As in many romantic novels of the period, a significant part of the story hinges on the society's opinion of proper behavior for women.

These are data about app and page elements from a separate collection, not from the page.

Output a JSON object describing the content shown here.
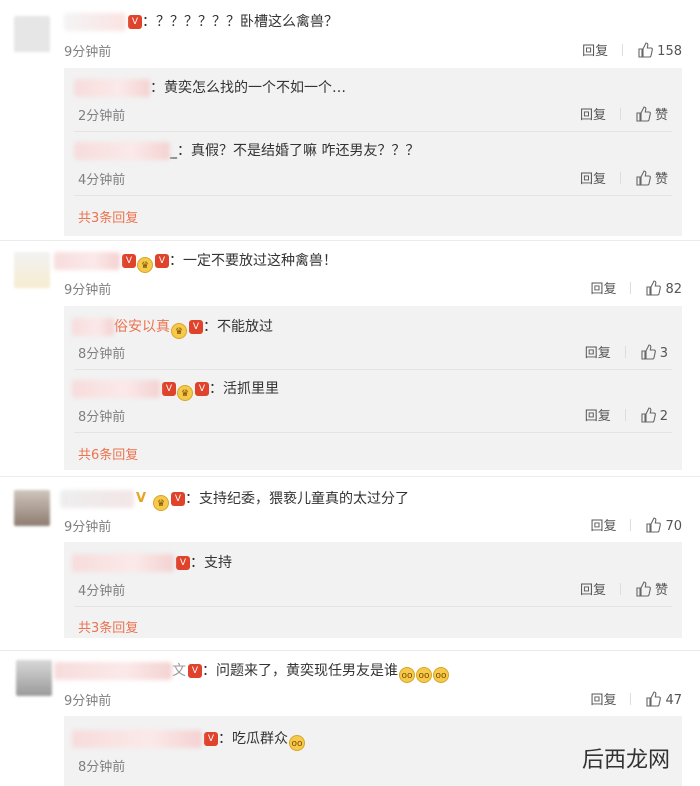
{
  "comments": [
    {
      "text": "：？？？？？？卧槽这么禽兽？",
      "time": "9分钟前",
      "reply_label": "回复",
      "likes": "158",
      "replies": [
        {
          "text": "：黄奕怎么找的一个不如一个…",
          "time": "2分钟前",
          "reply_label": "回复",
          "like_label": "赞"
        },
        {
          "text": "_：真假？不是结婚了嘛 咋还男友？？？",
          "time": "4分钟前",
          "reply_label": "回复",
          "like_label": "赞"
        }
      ],
      "more": "共3条回复"
    },
    {
      "text": "：一定不要放过这种禽兽！",
      "time": "9分钟前",
      "reply_label": "回复",
      "likes": "82",
      "replies": [
        {
          "name_tail": "俗安以真",
          "text": "：不能放过",
          "time": "8分钟前",
          "reply_label": "回复",
          "likes": "3"
        },
        {
          "text": "：活抓里里",
          "time": "8分钟前",
          "reply_label": "回复",
          "likes": "2"
        }
      ],
      "more": "共6条回复"
    },
    {
      "text": "：支持纪委，猥亵儿童真的太过分了",
      "time": "9分钟前",
      "reply_label": "回复",
      "likes": "70",
      "replies": [
        {
          "text": "：支持",
          "time": "4分钟前",
          "reply_label": "回复",
          "like_label": "赞"
        }
      ],
      "more": "共3条回复"
    },
    {
      "name_tail": "文",
      "text": "：问题来了，黄奕现任男友是谁",
      "time": "9分钟前",
      "reply_label": "回复",
      "likes": "47",
      "replies": [
        {
          "text": "：吃瓜群众",
          "time": "8分钟前"
        }
      ]
    }
  ],
  "watermark": "后西龙网",
  "colors": {
    "more": "#eb7350",
    "sub_bg": "#f2f2f2",
    "vip": "#e0432c"
  }
}
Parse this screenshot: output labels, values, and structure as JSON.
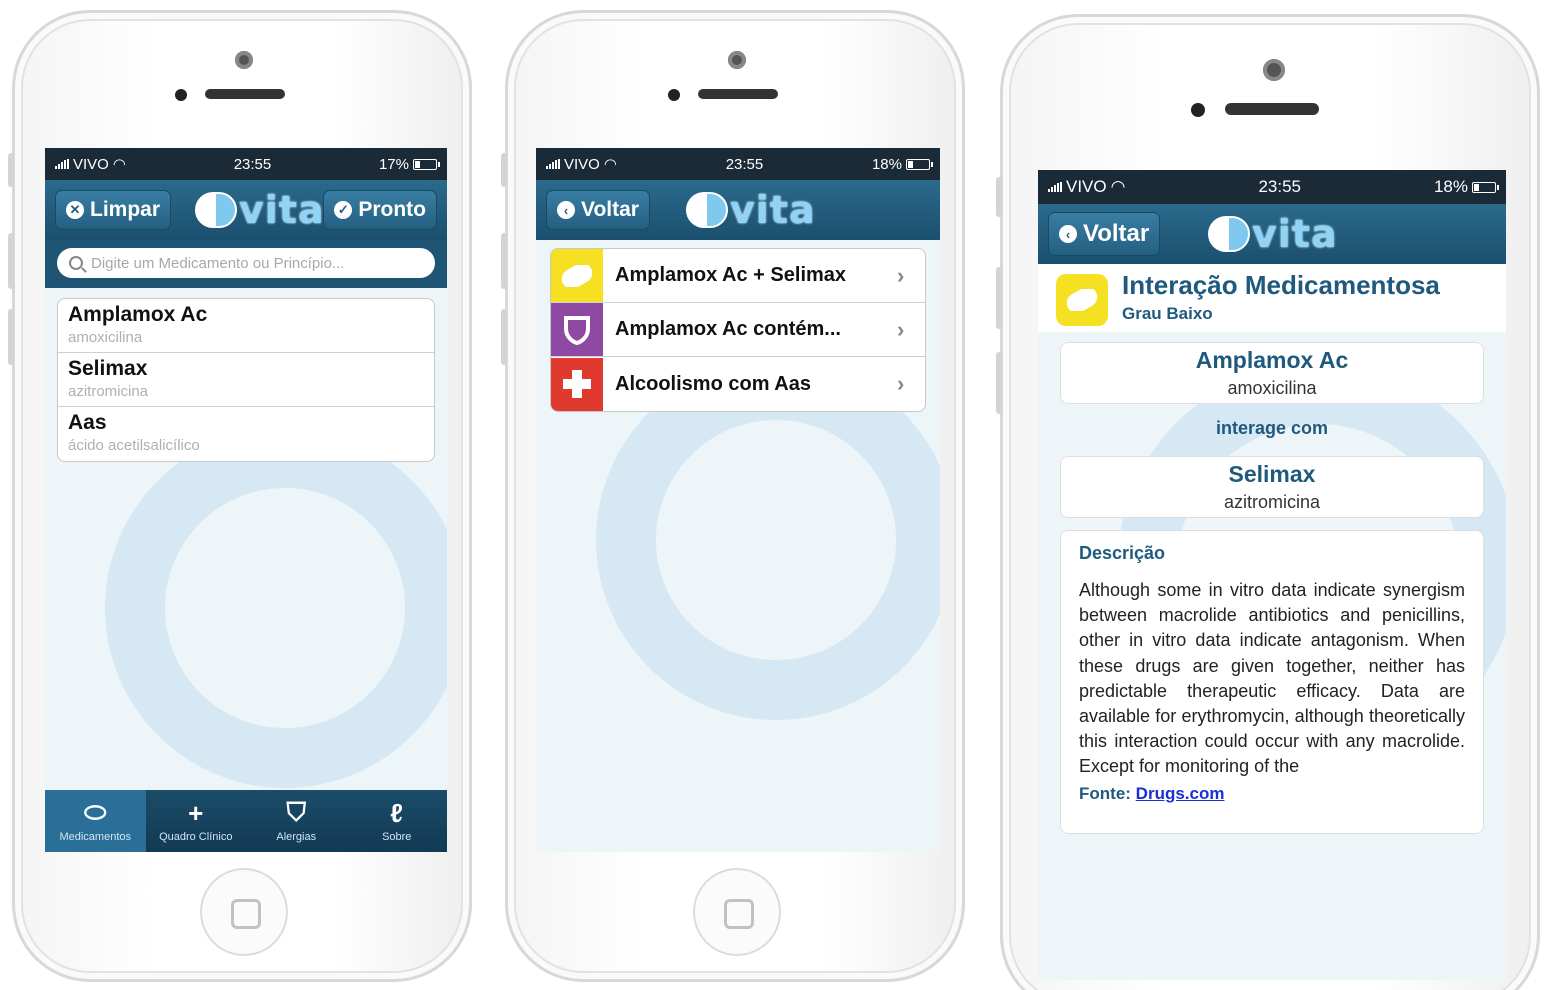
{
  "status_bar": {
    "carrier": "VIVO",
    "time": "23:55",
    "battery_1": "17%",
    "battery_2": "18%",
    "battery_3": "18%"
  },
  "brand": {
    "logo_text": "vita"
  },
  "screen1": {
    "left_button": "Limpar",
    "right_button": "Pronto",
    "search_placeholder": "Digite um Medicamento ou Princípio...",
    "items": [
      {
        "name": "Amplamox Ac",
        "generic": "amoxicilina"
      },
      {
        "name": "Selimax",
        "generic": "azitromicina"
      },
      {
        "name": "Aas",
        "generic": "ácido acetilsalicílico"
      }
    ],
    "tabs": [
      {
        "label": "Medicamentos",
        "icon": "pill-icon"
      },
      {
        "label": "Quadro Clínico",
        "icon": "plus-icon"
      },
      {
        "label": "Alergias",
        "icon": "shield-icon"
      },
      {
        "label": "Sobre",
        "icon": "logo-icon"
      }
    ]
  },
  "screen2": {
    "back_button": "Voltar",
    "items": [
      {
        "label": "Amplamox Ac + Selimax",
        "icon": "pill-icon",
        "color": "#f5e021"
      },
      {
        "label": "Amplamox Ac contém...",
        "icon": "shield-icon",
        "color": "#8e4aa3"
      },
      {
        "label": "Alcoolismo com Aas",
        "icon": "cross-icon",
        "color": "#e03a2f"
      }
    ]
  },
  "screen3": {
    "back_button": "Voltar",
    "title": "Interação Medicamentosa",
    "severity": "Grau Baixo",
    "drug1": {
      "name": "Amplamox Ac",
      "generic": "amoxicilina"
    },
    "connector": "interage com",
    "drug2": {
      "name": "Selimax",
      "generic": "azitromicina"
    },
    "description_title": "Descrição",
    "description": "Although some in vitro data indicate synergism between macrolide antibiotics and penicillins, other in vitro data indicate antagonism. When these drugs are given together, neither has predictable therapeutic efficacy. Data are available for erythromycin, although theoretically this interaction could occur with any macrolide. Except for monitoring of the",
    "source_label": "Fonte:",
    "source_link": "Drugs.com"
  },
  "colors": {
    "navbar": "#1b4f6e",
    "accent_text": "#1f5a7e",
    "pill_yellow": "#f5e021",
    "shield_purple": "#8e4aa3",
    "cross_red": "#e03a2f",
    "link": "#1a2fd6"
  }
}
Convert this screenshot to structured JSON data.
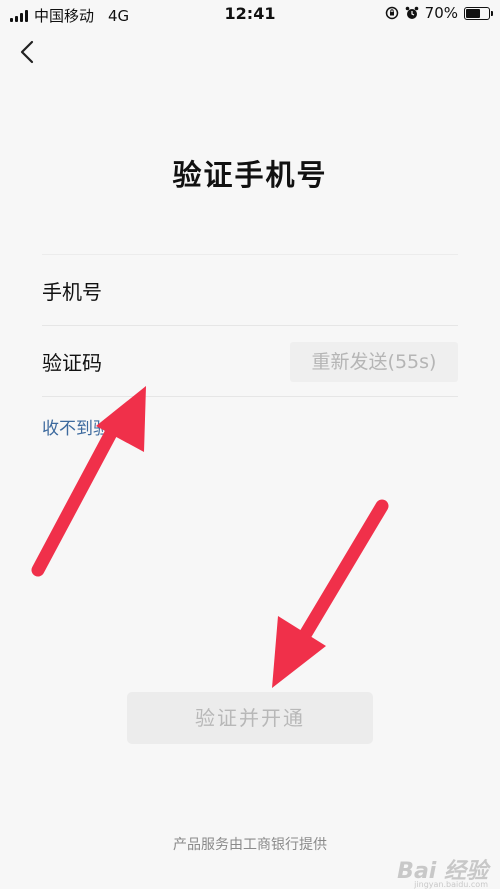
{
  "status_bar": {
    "carrier": "中国移动",
    "network": "4G",
    "time": "12:41",
    "battery_percent": "70%",
    "battery_level": 0.7
  },
  "page": {
    "title": "验证手机号"
  },
  "form": {
    "phone_label": "手机号",
    "code_label": "验证码",
    "resend_label": "重新发送(55s)",
    "no_code_link": "收不到验证码"
  },
  "submit_label": "验证并开通",
  "footer_text": "产品服务由工商银行提供",
  "watermark": {
    "text": "Bai 经验",
    "sub": "jingyan.baidu.com"
  },
  "colors": {
    "arrow": "#f0304a",
    "link": "#3d6a9e"
  },
  "icons": {
    "back": "chevron-left-icon",
    "signal": "signal-bars-icon",
    "lock": "orientation-lock-icon",
    "alarm": "alarm-icon",
    "battery": "battery-icon"
  }
}
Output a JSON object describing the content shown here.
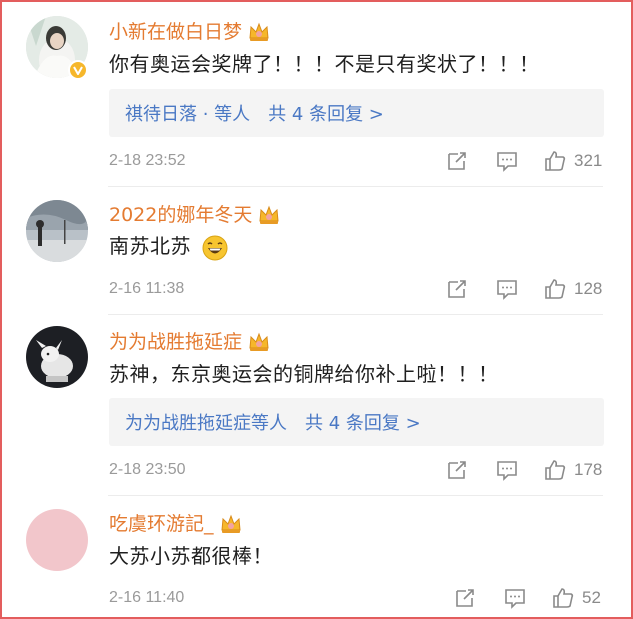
{
  "comments": [
    {
      "username": "小新在做白日梦",
      "text": "你有奥运会奖牌了！！！不是只有奖状了！！！",
      "replies": {
        "names": "祺待日落 · 等人",
        "count": "共 4 条回复 >"
      },
      "time": "2-18 23:52",
      "likes": "321"
    },
    {
      "username": "2022的娜年冬天",
      "text": "南苏北苏",
      "time": "2-16 11:38",
      "likes": "128"
    },
    {
      "username": "为为战胜拖延症",
      "text": "苏神，东京奥运会的铜牌给你补上啦！！！",
      "replies": {
        "names": "为为战胜拖延症等人",
        "count": "共 4 条回复 >"
      },
      "time": "2-18 23:50",
      "likes": "178"
    },
    {
      "username": "吃虞环游記_",
      "text": "大苏小苏都很棒！",
      "time": "2-16 11:40",
      "likes": "52"
    }
  ],
  "icons": {
    "crown": "crown-badge-icon",
    "verified": "verified-badge-icon",
    "share": "share-icon",
    "comment": "comment-icon",
    "like": "like-icon",
    "emoji": "grinning-emoji-icon"
  },
  "colors": {
    "username": "#e47b31",
    "reply_link": "#4a78c4",
    "frame_border": "#e35d5d"
  }
}
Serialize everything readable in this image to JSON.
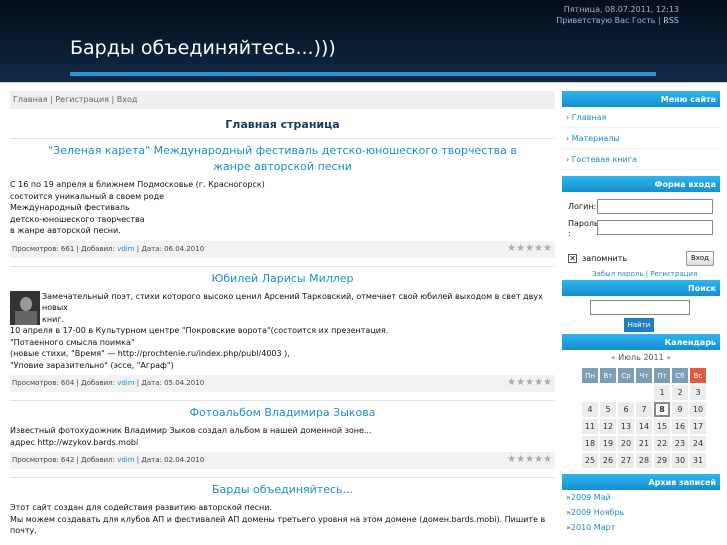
{
  "header": {
    "date": "Пятница, 08.07.2011, 12:13",
    "greeting": "Приветствую Вас Гость",
    "rss": "RSS",
    "title": "Барды объединяйтесь...)))"
  },
  "breadcrumb": {
    "home": "Главная",
    "register": "Регистрация",
    "login": "Вход"
  },
  "page_title": "Главная страница",
  "entries": [
    {
      "title": "\"Зеленая карета\" Международный фестиваль детско-юношеского творчества в жанре авторской песни",
      "body": [
        "С 16 по 19 апреля в ближнем Подмосковье (г. Красногорск)",
        "состоится уникальный в своем роде",
        "Международный фестиваль",
        "детско-юношеского творчества",
        "в жанре авторской песни."
      ],
      "views": "Просмотров: 661",
      "author_label": "Добавил:",
      "author": "vdim",
      "date": "Дата: 06.04.2010"
    },
    {
      "title": "Юбилей Ларисы Миллер",
      "body": [
        "Замечательный поэт, стихи которого высоко ценил Арсений Тарковский, отмечает свой юбилей выходом в свет двух новых",
        "книг.",
        "10 апреля в 17-00 в Культурном центре \"Покровские ворота\"(состоится их презентация.",
        "\"Потаенного смысла поимка\"",
        "(новые стихи, \"Время\" — http://prochtenie.ru/index.php/publ/4003 ),",
        "\"Уповие заразительно\" (эссе, \"Аграф\")"
      ],
      "views": "Просмотров: 604",
      "author_label": "Добавил:",
      "author": "vdim",
      "date": "Дата: 05.04.2010"
    },
    {
      "title": "Фотоальбом Владимира Зыкова",
      "body": [
        "Известный фотохудожник Владимир Зыков создал альбом в нашей доменной зоне...",
        "адрес http://wzykov.bards.mobi"
      ],
      "views": "Просмотров: 642",
      "author_label": "Добавил:",
      "author": "vdim",
      "date": "Дата: 02.04.2010"
    },
    {
      "title": "Барды объединяйтесь...",
      "body": [
        "Этот сайт создан для содействия развитию авторской песни.",
        "Мы можем создавать для клубов АП и фестивалей АП домены третьего уровня на этом домене (домен.bards.mobi). Пишите в",
        "почту."
      ]
    }
  ],
  "sidebar": {
    "menu_title": "Меню сайта",
    "menu": [
      "Главная",
      "Материалы",
      "Гостевая книга"
    ],
    "login_title": "Форма входа",
    "login_label": "Логин:",
    "password_label": "Пароль",
    "password_colon": ":",
    "remember": "запомнить",
    "login_btn": "Вход",
    "forgot": "Забыл пароль",
    "register": "Регистрация",
    "search_title": "Поиск",
    "search_btn": "Найти",
    "calendar_title": "Календарь",
    "calendar_prev": "«",
    "calendar_month": "Июль 2011",
    "calendar_next": "»",
    "weekdays": [
      "Пн",
      "Вт",
      "Ср",
      "Чт",
      "Пт",
      "Сб",
      "Вс"
    ],
    "weeks": [
      [
        "",
        "",
        "",
        "",
        "1",
        "2",
        "3"
      ],
      [
        "4",
        "5",
        "6",
        "7",
        "8",
        "9",
        "10"
      ],
      [
        "11",
        "12",
        "13",
        "14",
        "15",
        "16",
        "17"
      ],
      [
        "18",
        "19",
        "20",
        "21",
        "22",
        "23",
        "24"
      ],
      [
        "25",
        "26",
        "27",
        "28",
        "29",
        "30",
        "31"
      ]
    ],
    "today": "8",
    "archive_title": "Архив записей",
    "archive": [
      "2009 Май",
      "2009 Ноябрь",
      "2010 Март"
    ]
  }
}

Some minor, but interesting, background covers the life of slaves in Kentucky. The rest left me pretty cold.